Task instructions: Go through the records and filter out every line lacking the word "right"; copy the lines that remain.

··········

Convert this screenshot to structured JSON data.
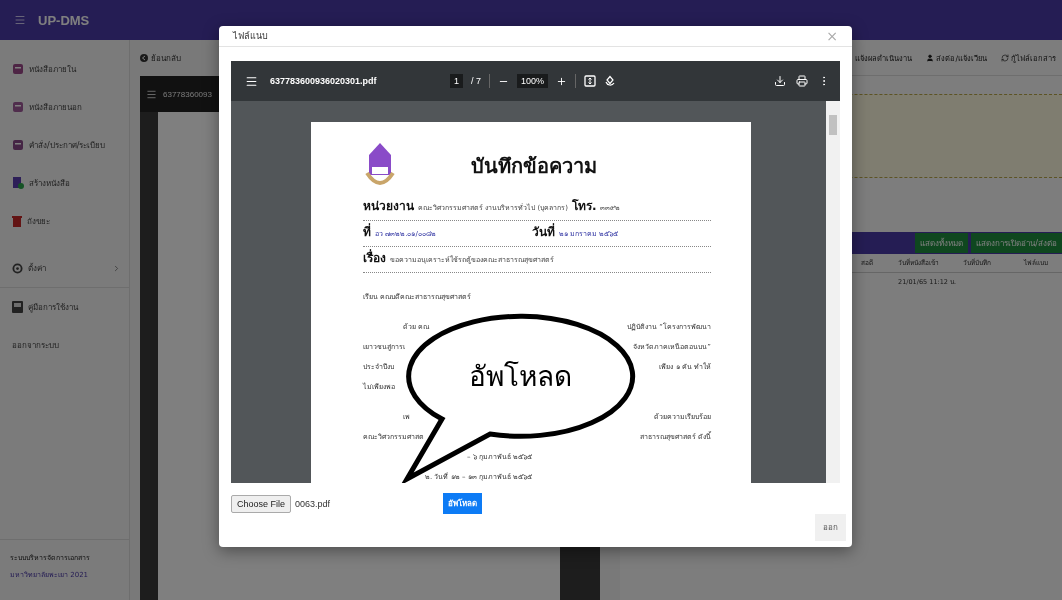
{
  "app": {
    "title": "UP-DMS"
  },
  "sidebar": {
    "items": [
      {
        "label": "หนังสือภายใน"
      },
      {
        "label": "หนังสือภายนอก"
      },
      {
        "label": "คำสั่ง/ประกาศ/ระเบียบ"
      },
      {
        "label": "สร้างหนังสือ"
      },
      {
        "label": "ถังขยะ"
      },
      {
        "label": "ตั้งค่า",
        "expanded": false
      },
      {
        "label": "คู่มือการใช้งาน"
      },
      {
        "label": "ออกจากระบบ"
      }
    ],
    "footer": {
      "line_1": "ระบบบริหารจัดการเอกสาร",
      "line_2": "มหาวิทยาลัยพะเยา 2021"
    }
  },
  "main": {
    "back_link": "ย้อนกลับ",
    "viewer_filename": "63778360093",
    "actions": [
      "แจ้งผลดำเนินงาน",
      "ส่งต่อ/แจ้งเวียน",
      "กู้ไฟล์เอกสาร"
    ],
    "table": {
      "buttons": [
        "แสดงทั้งหมด",
        "แสดงการเปิดอ่าน/ส่งต่อ"
      ],
      "columns": [
        "สอดี",
        "วันที่หนังสือเข้า",
        "วันที่บันทึก",
        "ไฟล์แนบ"
      ],
      "rows": [
        {
          "date_in": "21/01/65 11:12 น."
        }
      ]
    }
  },
  "modal": {
    "title": "ไฟล์แนบ",
    "close": "×",
    "viewer": {
      "filename": "637783600936020301.pdf",
      "page": "1",
      "page_count": "/ 7",
      "zoom": "100%"
    },
    "document": {
      "title": "บันทึกข้อความ",
      "fields": [
        [
          {
            "kind": "label",
            "text": "หน่วยงาน"
          },
          {
            "kind": "value",
            "text": "คณะวิศวกรรมศาสตร์  งานบริหารทั่วไป (บุคลากร)"
          },
          {
            "kind": "label",
            "text": "โทร."
          },
          {
            "kind": "value",
            "text": "๓๓๙๒"
          }
        ],
        [
          {
            "kind": "label",
            "text": "ที่"
          },
          {
            "kind": "filled",
            "text": "อว ๗๓๒๒.๐๑/๐๐๘๒"
          },
          {
            "kind": "label",
            "text": "วันที่"
          },
          {
            "kind": "filled",
            "text": "๒๑ มกราคม ๒๕๖๕"
          }
        ],
        [
          {
            "kind": "label",
            "text": "เรื่อง"
          },
          {
            "kind": "value",
            "text": "ขอความอนุเคราะห์ใช้รถตู้ของคณะสาธารณสุขศาสตร์"
          }
        ]
      ],
      "lines": [
        {
          "kind": "plain",
          "left": "เรียน  คณบดีคณะสาธารณสุขศาสตร์"
        },
        {
          "kind": "indent",
          "left": "ด้วย คณ",
          "right": "ปฏิบัติงาน “โครงการพัฒนา"
        },
        {
          "kind": "plain",
          "left": "เยาวชนสู่การเ",
          "right": "จังหวัดภาคเหนือตอนบน”"
        },
        {
          "kind": "plain",
          "left": "ประจำปีงบ",
          "right": "เพียง ๑ คัน ทำให้"
        },
        {
          "kind": "plain",
          "left": "ไม่เพียงพอ"
        },
        {
          "kind": "indent",
          "left": "เพ",
          "right": "ด้วยความเรียบร้อย"
        },
        {
          "kind": "plain",
          "left": "คณะวิศวกรรมศาสต",
          "right": "สาธารณสุขศาสตร์ ดังนี้"
        },
        {
          "kind": "partial",
          "left": "– ๖ กุมภาพันธ์ ๒๕๖๕"
        },
        {
          "kind": "list",
          "left": "๒. วันที่ ๑๒ – ๑๓ กุมภาพันธ์ ๒๕๖๕"
        }
      ]
    },
    "file_input": {
      "button": "Choose File",
      "file_name": "0063.pdf"
    },
    "upload_button": "อัพโหลด",
    "exit_button": "ออก"
  },
  "callout": {
    "text": "อัพโหลด"
  }
}
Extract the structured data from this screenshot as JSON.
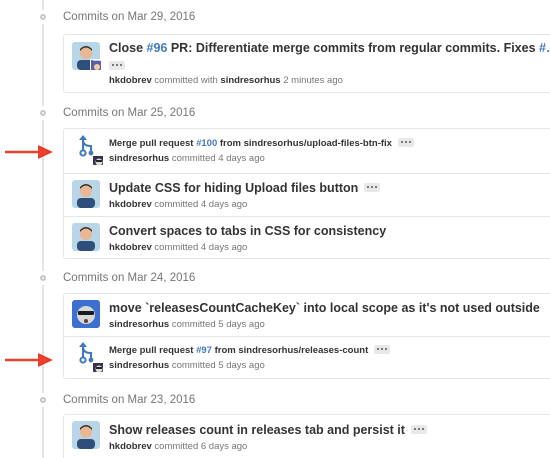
{
  "groups": [
    {
      "label": "Commits on Mar 29, 2016"
    },
    {
      "label": "Commits on Mar 25, 2016"
    },
    {
      "label": "Commits on Mar 24, 2016"
    },
    {
      "label": "Commits on Mar 23, 2016"
    }
  ],
  "commits": {
    "c1": {
      "prefix": "Close ",
      "pr": "#96",
      "suffix": " PR: Differentiate merge commits from regular commits. Fixes ",
      "trail": "#…",
      "author": "hkdobrev",
      "verb": " committed with ",
      "coauthor": "sindresorhus",
      "time": " 2 minutes ago"
    },
    "c2": {
      "prefix": "Merge pull request ",
      "pr": "#100",
      "suffix": " from sindresorhus/upload-files-btn-fix",
      "author": "sindresorhus",
      "time": " committed 4 days ago"
    },
    "c3": {
      "title": "Update CSS for hiding Upload files button",
      "author": "hkdobrev",
      "time": " committed 4 days ago"
    },
    "c4": {
      "title": "Convert spaces to tabs in CSS for consistency",
      "author": "hkdobrev",
      "time": " committed 4 days ago"
    },
    "c5": {
      "title": "move `releasesCountCacheKey` into local scope as it's not used outside",
      "author": "sindresorhus",
      "time": " committed 5 days ago"
    },
    "c6": {
      "prefix": "Merge pull request ",
      "pr": "#97",
      "suffix": " from sindresorhus/releases-count",
      "author": "sindresorhus",
      "time": " committed 5 days ago"
    },
    "c7": {
      "title": "Show releases count in releases tab and persist it",
      "author": "hkdobrev",
      "time": " committed 6 days ago"
    }
  },
  "colors": {
    "link": "#4078c0",
    "arrow": "#e8402a",
    "merge": "#4078c0"
  }
}
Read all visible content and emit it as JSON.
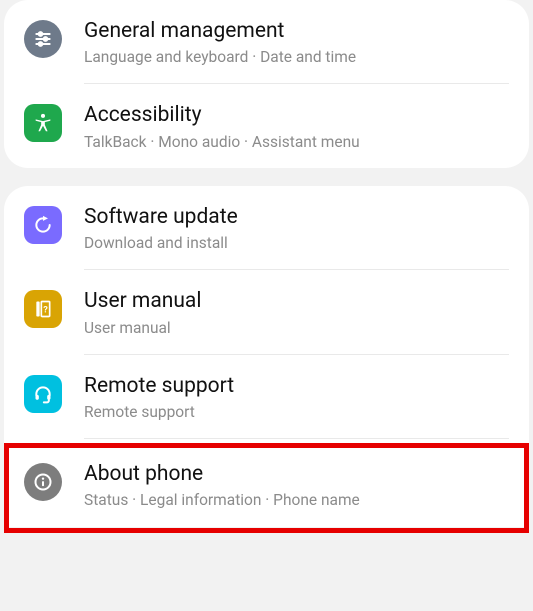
{
  "group1": {
    "general": {
      "title": "General management",
      "subtitle": "Language and keyboard  ·  Date and time"
    },
    "accessibility": {
      "title": "Accessibility",
      "subtitle": "TalkBack  ·  Mono audio  ·  Assistant menu"
    }
  },
  "group2": {
    "software": {
      "title": "Software update",
      "subtitle": "Download and install"
    },
    "manual": {
      "title": "User manual",
      "subtitle": "User manual"
    },
    "remote": {
      "title": "Remote support",
      "subtitle": "Remote support"
    },
    "about": {
      "title": "About phone",
      "subtitle": "Status  ·  Legal information  ·  Phone name"
    }
  }
}
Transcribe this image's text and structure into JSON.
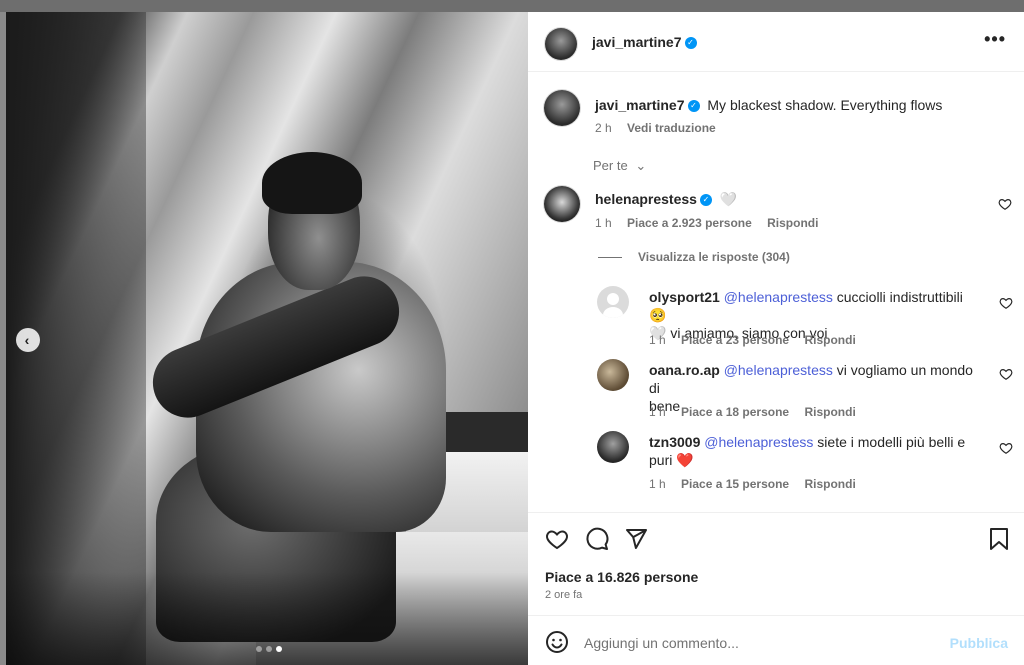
{
  "post": {
    "author": "javi_martine7",
    "caption": "My blackest shadow. Everything flows",
    "caption_time": "2 h",
    "translate_label": "Vedi traduzione",
    "sort_label": "Per te",
    "more_icon": "more-horizontal-icon",
    "likes": "Piace a 16.826 persone",
    "posted": "2 ore fa",
    "carousel": {
      "total_slides": 3,
      "active_index": 2
    }
  },
  "comments": [
    {
      "user": "helenaprestess",
      "verified": true,
      "text": "🤍",
      "time": "1 h",
      "likes": "Piace a 2.923 persone",
      "reply": "Rispondi",
      "view_replies": "Visualizza le risposte (304)"
    }
  ],
  "replies": [
    {
      "user": "olysport21",
      "mention": "@helenaprestess",
      "text_line1": " cucciolli indistruttibili 🥺",
      "text_line2": "🤍 vi amiamo, siamo con voi",
      "time": "1 h",
      "likes": "Piace a 23 persone",
      "reply": "Rispondi"
    },
    {
      "user": "oana.ro.ap",
      "mention": "@helenaprestess",
      "text_line1": " vi vogliamo un mondo di",
      "text_line2": "bene",
      "time": "1 h",
      "likes": "Piace a 18 persone",
      "reply": "Rispondi"
    },
    {
      "user": "tzn3009",
      "mention": "@helenaprestess",
      "text_line1": " siete i modelli più belli e",
      "text_line2": "puri ❤️",
      "time": "1 h",
      "likes": "Piace a 15 persone",
      "reply": "Rispondi"
    }
  ],
  "composer": {
    "placeholder": "Aggiungi un commento...",
    "publish": "Pubblica"
  },
  "colors": {
    "verified": "#0095f6",
    "mention": "#4c5fd7",
    "publish_disabled": "#b2dffc",
    "heart": "#ed4956"
  }
}
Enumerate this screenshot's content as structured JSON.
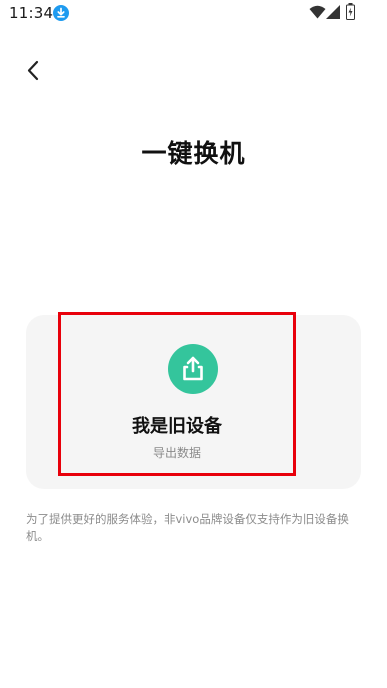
{
  "status_bar": {
    "time": "11:34",
    "icons": [
      "download-icon",
      "wifi-icon",
      "signal-icon",
      "battery-icon"
    ]
  },
  "header": {
    "back_icon": "chevron-left-icon"
  },
  "title": "一键换机",
  "card": {
    "icon": "export-icon",
    "title": "我是旧设备",
    "subtitle": "导出数据",
    "icon_color": "#34c59c",
    "highlight_color": "#e8000b"
  },
  "note": "为了提供更好的服务体验，非vivo品牌设备仅支持作为旧设备换机。"
}
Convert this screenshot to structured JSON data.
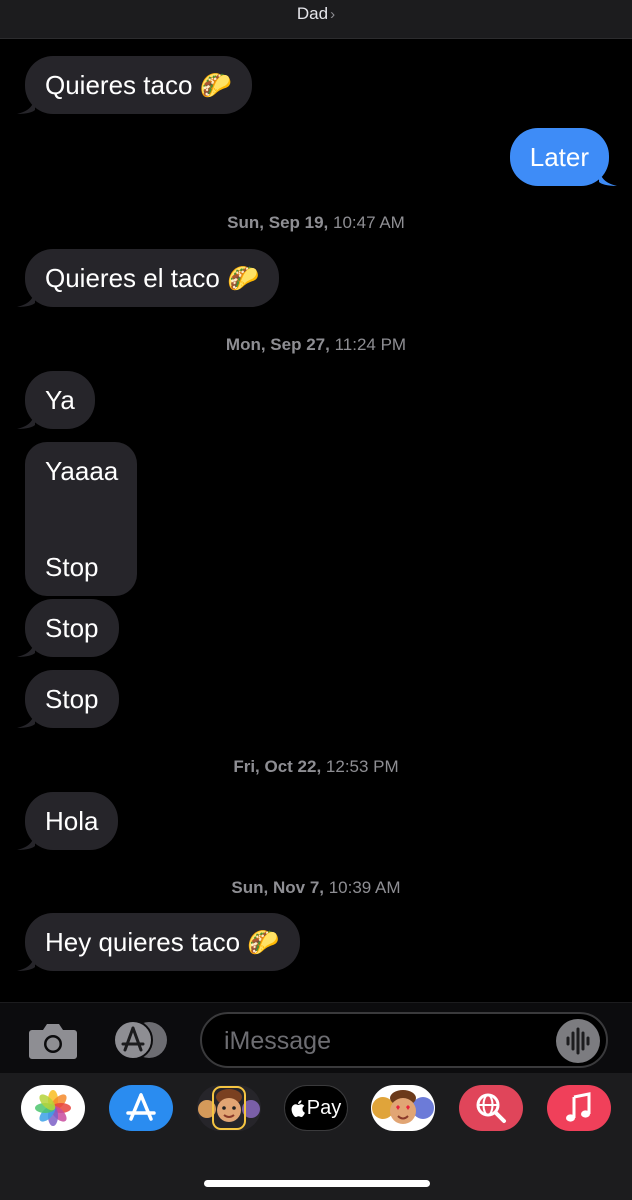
{
  "header": {
    "title": "Dad",
    "chevron": "›"
  },
  "messages": [
    {
      "type": "received",
      "text": "Quieres taco 🌮"
    },
    {
      "type": "sent",
      "text": "Later"
    },
    {
      "type": "timestamp",
      "day": "Sun, Sep 19,",
      "time": " 10:47 AM"
    },
    {
      "type": "received",
      "text": "Quieres el taco 🌮"
    },
    {
      "type": "timestamp",
      "day": "Mon, Sep 27,",
      "time": " 11:24 PM"
    },
    {
      "type": "received",
      "text": "Ya"
    },
    {
      "type": "received",
      "line1": "Yaaaa",
      "line2": "Stop"
    },
    {
      "type": "received",
      "text": "Stop"
    },
    {
      "type": "received",
      "text": "Stop"
    },
    {
      "type": "timestamp",
      "day": "Fri, Oct 22,",
      "time": " 12:53 PM"
    },
    {
      "type": "received",
      "text": "Hola"
    },
    {
      "type": "timestamp",
      "day": "Sun, Nov 7,",
      "time": " 10:39 AM"
    },
    {
      "type": "received",
      "text": "Hey quieres taco 🌮"
    }
  ],
  "input": {
    "placeholder": "iMessage"
  },
  "drawer": {
    "apple_pay_label": "Pay",
    "apps": [
      "photos-icon",
      "app-store-icon",
      "memoji-stickers-icon",
      "apple-pay-icon",
      "animoji-icon",
      "web-search-icon",
      "music-icon"
    ]
  },
  "colors": {
    "received_bubble": "#26252a",
    "sent_bubble": "#3e8cf7",
    "timestamp": "#8e8e93",
    "background": "#000000"
  }
}
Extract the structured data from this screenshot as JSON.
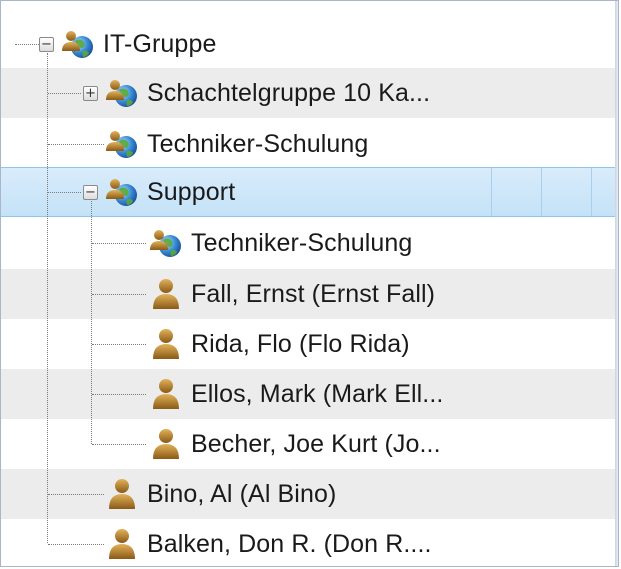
{
  "tree": {
    "nodes": [
      {
        "label": "IT-Gruppe",
        "type": "group",
        "expanded": true,
        "icon": "group-globe-icon"
      },
      {
        "label": "Schachtelgruppe 10 Ka...",
        "type": "group",
        "expanded": false,
        "icon": "group-globe-icon"
      },
      {
        "label": "Techniker-Schulung",
        "type": "group",
        "icon": "group-globe-icon"
      },
      {
        "label": "Support",
        "type": "group",
        "expanded": true,
        "selected": true,
        "icon": "group-globe-icon"
      },
      {
        "label": "Techniker-Schulung",
        "type": "group",
        "icon": "group-globe-icon"
      },
      {
        "label": "Fall, Ernst (Ernst Fall)",
        "type": "user",
        "icon": "user-icon"
      },
      {
        "label": "Rida, Flo (Flo Rida)",
        "type": "user",
        "icon": "user-icon"
      },
      {
        "label": "Ellos, Mark (Mark Ell...",
        "type": "user",
        "icon": "user-icon"
      },
      {
        "label": "Becher, Joe Kurt (Jo...",
        "type": "user",
        "icon": "user-icon"
      },
      {
        "label": "Bino, Al (Al Bino)",
        "type": "user",
        "icon": "user-icon"
      },
      {
        "label": "Balken, Don R. (Don R....",
        "type": "user",
        "icon": "user-icon"
      }
    ],
    "expander_collapse_glyph": "−",
    "expander_expand_glyph": "+"
  },
  "colors": {
    "selected_background": "#c4e2f7",
    "alternate_row": "#ececec",
    "user_icon": "#b8842a",
    "connector": "#7a7a7a"
  }
}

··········

Response to the exercise:
          "right": "ปฏิบัติงาน “โครงการพัฒนา"
          "right": "จังหวัดภาคเหนือตอนบน”"
          "right": "เพียง ๑ คัน ทำให้"
          "right": "ด้วยความเรียบร้อย"
          "right": "สาธารณสุขศาสตร์ ดังนี้"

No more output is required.